Stored data:
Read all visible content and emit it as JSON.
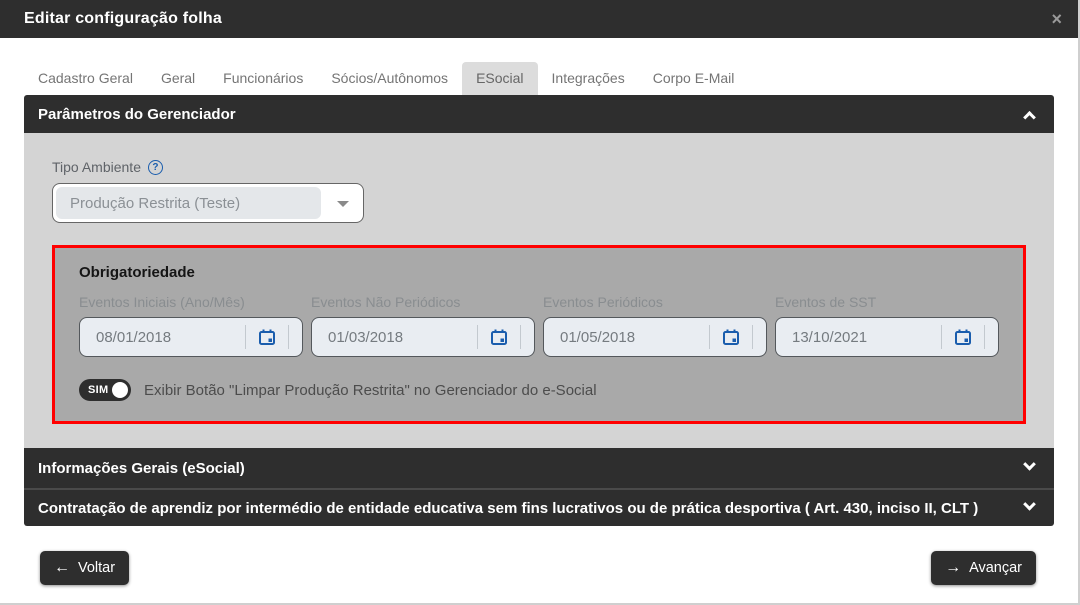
{
  "colors": {
    "dark": "#2e2e2e",
    "panel_gray": "#d4d4d4",
    "mandatory_box_gray": "#a9a9a9",
    "mandatory_border_red": "#ff0000",
    "field_background": "#e9edf2",
    "accent_blue": "#1a5dad",
    "muted_text": "#757575"
  },
  "titlebar": {
    "title": "Editar configuração folha",
    "close_icon": "×"
  },
  "tabs": [
    {
      "label": "Cadastro Geral"
    },
    {
      "label": "Geral"
    },
    {
      "label": "Funcionários"
    },
    {
      "label": "Sócios/Autônomos"
    },
    {
      "label": "ESocial",
      "active": true
    },
    {
      "label": "Integrações"
    },
    {
      "label": "Corpo E-Mail"
    }
  ],
  "accordions": {
    "parametros": {
      "title": "Parâmetros do Gerenciador",
      "expanded": true,
      "tipo_ambiente": {
        "label": "Tipo Ambiente",
        "help_icon": "?",
        "value": "Produção Restrita (Teste)"
      },
      "obrigatoriedade": {
        "title": "Obrigatoriedade",
        "fields": [
          {
            "label": "Eventos Iniciais (Ano/Mês)",
            "value": "08/01/2018"
          },
          {
            "label": "Eventos Não Periódicos",
            "value": "01/03/2018"
          },
          {
            "label": "Eventos Periódicos",
            "value": "01/05/2018"
          },
          {
            "label": "Eventos de SST",
            "value": "13/10/2021"
          }
        ],
        "toggle": {
          "state": "SIM",
          "label": "Exibir Botão \"Limpar Produção Restrita\" no Gerenciador do e-Social"
        }
      }
    },
    "informacoes": {
      "title": "Informações Gerais (eSocial)",
      "expanded": false
    },
    "contratacao": {
      "title": "Contratação de aprendiz por intermédio de entidade educativa sem fins lucrativos ou de prática desportiva ( Art. 430, inciso II, CLT )",
      "expanded": false
    }
  },
  "footer": {
    "back_arrow": "←",
    "back_label": "Voltar",
    "next_arrow": "→",
    "next_label": "Avançar"
  }
}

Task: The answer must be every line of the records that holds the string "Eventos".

Result:
            "label": "Eventos Iniciais (Ano/Mês)",
            "label": "Eventos Não Periódicos",
            "label": "Eventos Periódicos",
            "label": "Eventos de SST",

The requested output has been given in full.